> [What is expected]: What is the number of lines in the entries below that include the word "kind"? Provide the number only.

--- Entries provided ---

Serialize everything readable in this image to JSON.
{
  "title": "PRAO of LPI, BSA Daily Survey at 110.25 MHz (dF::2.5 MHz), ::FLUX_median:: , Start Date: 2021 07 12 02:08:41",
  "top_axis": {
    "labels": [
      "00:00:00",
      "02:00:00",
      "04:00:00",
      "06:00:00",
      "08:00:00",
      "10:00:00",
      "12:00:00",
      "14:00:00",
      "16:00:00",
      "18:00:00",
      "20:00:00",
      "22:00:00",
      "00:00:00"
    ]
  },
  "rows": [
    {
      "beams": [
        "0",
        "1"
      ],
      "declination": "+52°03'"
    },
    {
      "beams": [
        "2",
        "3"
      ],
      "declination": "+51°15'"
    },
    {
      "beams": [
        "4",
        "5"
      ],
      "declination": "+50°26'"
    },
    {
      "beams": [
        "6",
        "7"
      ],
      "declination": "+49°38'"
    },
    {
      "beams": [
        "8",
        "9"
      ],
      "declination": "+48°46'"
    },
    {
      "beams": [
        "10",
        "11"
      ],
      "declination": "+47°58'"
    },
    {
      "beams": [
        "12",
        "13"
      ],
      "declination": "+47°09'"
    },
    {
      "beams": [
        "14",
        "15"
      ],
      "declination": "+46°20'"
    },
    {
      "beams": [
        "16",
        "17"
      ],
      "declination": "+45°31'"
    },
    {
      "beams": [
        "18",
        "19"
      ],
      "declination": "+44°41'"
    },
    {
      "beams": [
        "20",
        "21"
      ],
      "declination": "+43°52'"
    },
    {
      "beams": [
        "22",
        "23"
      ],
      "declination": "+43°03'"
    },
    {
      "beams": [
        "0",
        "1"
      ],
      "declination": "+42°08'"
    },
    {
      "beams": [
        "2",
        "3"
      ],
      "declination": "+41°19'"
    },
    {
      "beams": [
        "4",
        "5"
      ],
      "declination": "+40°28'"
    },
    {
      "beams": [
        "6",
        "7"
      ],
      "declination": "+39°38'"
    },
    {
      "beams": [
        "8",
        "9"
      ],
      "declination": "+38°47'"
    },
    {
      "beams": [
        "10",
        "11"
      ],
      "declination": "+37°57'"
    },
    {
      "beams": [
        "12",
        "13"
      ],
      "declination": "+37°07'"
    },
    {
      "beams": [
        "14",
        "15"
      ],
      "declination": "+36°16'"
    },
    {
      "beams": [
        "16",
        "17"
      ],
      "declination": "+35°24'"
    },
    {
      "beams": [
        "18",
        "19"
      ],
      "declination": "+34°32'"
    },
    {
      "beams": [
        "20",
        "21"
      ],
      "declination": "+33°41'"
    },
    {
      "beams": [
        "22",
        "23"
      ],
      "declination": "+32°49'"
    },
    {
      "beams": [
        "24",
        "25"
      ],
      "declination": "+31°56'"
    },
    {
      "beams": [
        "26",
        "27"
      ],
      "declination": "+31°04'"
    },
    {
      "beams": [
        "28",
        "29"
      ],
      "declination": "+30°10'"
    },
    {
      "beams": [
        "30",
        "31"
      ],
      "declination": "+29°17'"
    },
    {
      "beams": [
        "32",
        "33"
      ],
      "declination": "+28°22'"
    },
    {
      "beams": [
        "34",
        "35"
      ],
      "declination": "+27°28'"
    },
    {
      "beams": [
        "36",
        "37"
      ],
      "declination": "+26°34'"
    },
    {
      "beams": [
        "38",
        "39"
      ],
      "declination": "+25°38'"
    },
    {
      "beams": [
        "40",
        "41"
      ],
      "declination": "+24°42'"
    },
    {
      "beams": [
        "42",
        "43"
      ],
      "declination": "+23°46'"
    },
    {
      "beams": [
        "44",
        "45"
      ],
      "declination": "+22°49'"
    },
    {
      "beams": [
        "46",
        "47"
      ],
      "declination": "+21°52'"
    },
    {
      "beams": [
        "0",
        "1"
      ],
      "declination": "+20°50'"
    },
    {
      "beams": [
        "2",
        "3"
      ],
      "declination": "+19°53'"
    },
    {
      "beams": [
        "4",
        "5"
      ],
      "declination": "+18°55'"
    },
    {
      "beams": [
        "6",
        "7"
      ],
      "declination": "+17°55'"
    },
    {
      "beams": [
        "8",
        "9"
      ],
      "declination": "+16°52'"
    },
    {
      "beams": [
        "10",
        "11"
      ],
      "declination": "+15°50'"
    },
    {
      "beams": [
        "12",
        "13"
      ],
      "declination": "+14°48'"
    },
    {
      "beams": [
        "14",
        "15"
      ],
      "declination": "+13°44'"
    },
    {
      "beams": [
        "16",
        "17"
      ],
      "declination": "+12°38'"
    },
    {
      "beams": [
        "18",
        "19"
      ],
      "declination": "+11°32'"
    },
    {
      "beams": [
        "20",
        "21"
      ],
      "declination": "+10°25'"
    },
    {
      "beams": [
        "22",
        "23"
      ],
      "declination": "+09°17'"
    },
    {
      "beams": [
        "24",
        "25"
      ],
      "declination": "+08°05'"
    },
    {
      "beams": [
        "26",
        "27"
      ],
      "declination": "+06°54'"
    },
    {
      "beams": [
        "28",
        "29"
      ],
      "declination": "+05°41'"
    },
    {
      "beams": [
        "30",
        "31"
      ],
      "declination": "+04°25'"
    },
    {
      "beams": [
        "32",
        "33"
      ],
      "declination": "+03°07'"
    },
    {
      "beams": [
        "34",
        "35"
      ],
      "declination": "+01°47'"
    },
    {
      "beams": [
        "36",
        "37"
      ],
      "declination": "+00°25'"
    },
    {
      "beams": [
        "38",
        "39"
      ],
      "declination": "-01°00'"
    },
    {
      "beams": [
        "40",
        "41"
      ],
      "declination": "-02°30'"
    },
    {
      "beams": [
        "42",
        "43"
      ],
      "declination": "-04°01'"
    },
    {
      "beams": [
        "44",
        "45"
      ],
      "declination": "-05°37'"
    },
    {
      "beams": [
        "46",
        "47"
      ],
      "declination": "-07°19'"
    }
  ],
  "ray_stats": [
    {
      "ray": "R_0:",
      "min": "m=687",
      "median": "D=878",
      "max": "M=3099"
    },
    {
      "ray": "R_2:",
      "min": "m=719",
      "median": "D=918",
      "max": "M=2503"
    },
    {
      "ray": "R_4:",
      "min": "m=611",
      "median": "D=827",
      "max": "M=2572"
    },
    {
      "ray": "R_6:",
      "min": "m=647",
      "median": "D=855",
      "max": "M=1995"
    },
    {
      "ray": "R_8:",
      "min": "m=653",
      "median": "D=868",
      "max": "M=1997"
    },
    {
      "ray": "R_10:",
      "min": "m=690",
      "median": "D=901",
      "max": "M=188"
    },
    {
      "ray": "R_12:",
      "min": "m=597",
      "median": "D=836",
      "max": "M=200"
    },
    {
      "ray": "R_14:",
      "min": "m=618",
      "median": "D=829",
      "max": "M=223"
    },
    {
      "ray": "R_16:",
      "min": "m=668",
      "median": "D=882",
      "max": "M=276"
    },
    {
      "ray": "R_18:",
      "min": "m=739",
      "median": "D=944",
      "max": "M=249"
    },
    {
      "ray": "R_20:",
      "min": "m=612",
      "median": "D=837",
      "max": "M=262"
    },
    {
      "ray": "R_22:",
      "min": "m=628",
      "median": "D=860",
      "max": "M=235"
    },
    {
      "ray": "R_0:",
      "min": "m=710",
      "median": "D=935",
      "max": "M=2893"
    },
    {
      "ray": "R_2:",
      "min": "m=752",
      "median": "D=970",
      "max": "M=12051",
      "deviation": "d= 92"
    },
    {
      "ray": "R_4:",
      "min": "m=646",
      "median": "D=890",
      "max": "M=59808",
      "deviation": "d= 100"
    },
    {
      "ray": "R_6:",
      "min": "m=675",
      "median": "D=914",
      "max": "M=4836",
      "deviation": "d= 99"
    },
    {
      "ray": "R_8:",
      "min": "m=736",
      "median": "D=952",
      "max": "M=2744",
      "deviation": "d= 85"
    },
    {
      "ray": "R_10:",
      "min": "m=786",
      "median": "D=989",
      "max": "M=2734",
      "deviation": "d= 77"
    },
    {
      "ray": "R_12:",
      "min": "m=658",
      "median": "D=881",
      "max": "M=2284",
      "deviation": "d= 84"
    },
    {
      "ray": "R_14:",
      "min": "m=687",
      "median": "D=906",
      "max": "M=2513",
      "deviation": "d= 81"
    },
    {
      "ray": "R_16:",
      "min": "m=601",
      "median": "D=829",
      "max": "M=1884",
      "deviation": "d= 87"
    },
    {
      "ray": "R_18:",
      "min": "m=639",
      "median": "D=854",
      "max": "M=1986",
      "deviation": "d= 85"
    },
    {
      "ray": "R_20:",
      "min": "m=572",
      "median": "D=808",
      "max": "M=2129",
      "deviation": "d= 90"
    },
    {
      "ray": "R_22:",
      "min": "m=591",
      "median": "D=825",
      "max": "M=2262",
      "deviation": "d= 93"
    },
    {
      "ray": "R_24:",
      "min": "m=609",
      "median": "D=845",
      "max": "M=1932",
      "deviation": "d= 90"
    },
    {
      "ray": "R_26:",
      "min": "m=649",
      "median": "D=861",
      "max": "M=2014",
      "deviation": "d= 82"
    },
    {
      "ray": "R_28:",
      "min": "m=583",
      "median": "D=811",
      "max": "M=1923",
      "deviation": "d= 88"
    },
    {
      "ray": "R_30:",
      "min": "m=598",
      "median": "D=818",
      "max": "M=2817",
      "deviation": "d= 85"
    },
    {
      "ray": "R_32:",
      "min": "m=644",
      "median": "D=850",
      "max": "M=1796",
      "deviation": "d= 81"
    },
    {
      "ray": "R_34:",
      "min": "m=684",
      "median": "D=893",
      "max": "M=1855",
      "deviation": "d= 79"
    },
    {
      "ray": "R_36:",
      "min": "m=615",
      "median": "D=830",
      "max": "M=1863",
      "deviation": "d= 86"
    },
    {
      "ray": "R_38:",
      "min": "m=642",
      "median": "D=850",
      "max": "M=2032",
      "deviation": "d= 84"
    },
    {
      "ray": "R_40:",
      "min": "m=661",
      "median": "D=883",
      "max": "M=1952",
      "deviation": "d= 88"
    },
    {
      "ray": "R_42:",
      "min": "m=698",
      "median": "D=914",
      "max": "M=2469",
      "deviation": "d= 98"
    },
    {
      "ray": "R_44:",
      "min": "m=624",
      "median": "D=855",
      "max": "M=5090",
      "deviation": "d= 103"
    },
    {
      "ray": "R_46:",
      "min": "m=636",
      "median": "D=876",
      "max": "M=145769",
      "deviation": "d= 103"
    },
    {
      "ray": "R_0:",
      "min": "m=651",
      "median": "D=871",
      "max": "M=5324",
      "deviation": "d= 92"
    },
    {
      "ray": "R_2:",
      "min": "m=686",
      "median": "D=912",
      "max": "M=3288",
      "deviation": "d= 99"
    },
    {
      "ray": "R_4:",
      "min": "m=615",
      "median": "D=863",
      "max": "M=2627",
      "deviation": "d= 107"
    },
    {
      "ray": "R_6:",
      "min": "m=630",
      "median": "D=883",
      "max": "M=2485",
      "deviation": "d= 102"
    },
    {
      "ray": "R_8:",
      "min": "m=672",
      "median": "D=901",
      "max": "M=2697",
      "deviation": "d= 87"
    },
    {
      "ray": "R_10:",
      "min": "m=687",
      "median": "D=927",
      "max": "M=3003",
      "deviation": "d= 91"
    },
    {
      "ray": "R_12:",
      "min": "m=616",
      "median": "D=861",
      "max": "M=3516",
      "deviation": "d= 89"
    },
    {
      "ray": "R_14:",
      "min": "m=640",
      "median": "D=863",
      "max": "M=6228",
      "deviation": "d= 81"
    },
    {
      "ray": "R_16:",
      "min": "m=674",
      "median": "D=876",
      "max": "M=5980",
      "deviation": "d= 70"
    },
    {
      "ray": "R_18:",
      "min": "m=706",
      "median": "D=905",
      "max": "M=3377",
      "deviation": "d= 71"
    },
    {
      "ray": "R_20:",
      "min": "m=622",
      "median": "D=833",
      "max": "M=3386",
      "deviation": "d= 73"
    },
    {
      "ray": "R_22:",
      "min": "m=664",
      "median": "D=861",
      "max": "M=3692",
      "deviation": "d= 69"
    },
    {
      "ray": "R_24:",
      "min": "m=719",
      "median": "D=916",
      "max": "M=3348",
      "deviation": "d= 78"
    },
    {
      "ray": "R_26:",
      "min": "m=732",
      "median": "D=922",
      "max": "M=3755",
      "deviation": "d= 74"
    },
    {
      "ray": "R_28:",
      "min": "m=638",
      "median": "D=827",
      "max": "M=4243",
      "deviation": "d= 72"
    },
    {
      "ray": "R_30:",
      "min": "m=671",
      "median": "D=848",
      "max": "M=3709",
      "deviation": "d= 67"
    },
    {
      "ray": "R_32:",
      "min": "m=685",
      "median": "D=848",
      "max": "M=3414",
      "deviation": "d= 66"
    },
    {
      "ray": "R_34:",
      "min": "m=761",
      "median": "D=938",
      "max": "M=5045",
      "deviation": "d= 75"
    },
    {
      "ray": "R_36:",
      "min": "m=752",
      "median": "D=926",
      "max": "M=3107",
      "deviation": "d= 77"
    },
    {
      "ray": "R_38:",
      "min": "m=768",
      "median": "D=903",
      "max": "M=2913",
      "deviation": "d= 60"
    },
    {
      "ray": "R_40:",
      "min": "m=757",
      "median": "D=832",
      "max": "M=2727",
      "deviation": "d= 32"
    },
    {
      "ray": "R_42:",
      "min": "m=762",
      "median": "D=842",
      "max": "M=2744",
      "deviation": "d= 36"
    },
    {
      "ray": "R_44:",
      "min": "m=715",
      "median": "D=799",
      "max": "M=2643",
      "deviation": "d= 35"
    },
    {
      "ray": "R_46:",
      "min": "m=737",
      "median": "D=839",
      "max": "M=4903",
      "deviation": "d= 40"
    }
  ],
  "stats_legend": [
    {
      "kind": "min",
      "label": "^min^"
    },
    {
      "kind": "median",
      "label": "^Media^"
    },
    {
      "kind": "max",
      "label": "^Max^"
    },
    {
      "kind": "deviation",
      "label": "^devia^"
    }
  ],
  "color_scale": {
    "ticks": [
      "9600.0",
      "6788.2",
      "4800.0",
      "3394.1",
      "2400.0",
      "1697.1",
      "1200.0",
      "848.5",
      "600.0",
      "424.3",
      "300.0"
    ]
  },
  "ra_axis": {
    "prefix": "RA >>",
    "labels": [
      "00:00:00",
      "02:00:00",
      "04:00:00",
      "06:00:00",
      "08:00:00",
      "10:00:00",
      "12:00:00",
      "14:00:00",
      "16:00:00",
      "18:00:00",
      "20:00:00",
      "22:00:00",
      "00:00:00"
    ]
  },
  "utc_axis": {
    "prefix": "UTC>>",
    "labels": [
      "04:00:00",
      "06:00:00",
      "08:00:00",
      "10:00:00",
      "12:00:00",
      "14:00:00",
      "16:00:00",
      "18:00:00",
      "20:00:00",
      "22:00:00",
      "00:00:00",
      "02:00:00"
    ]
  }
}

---

> [Answer for this exercise]: 4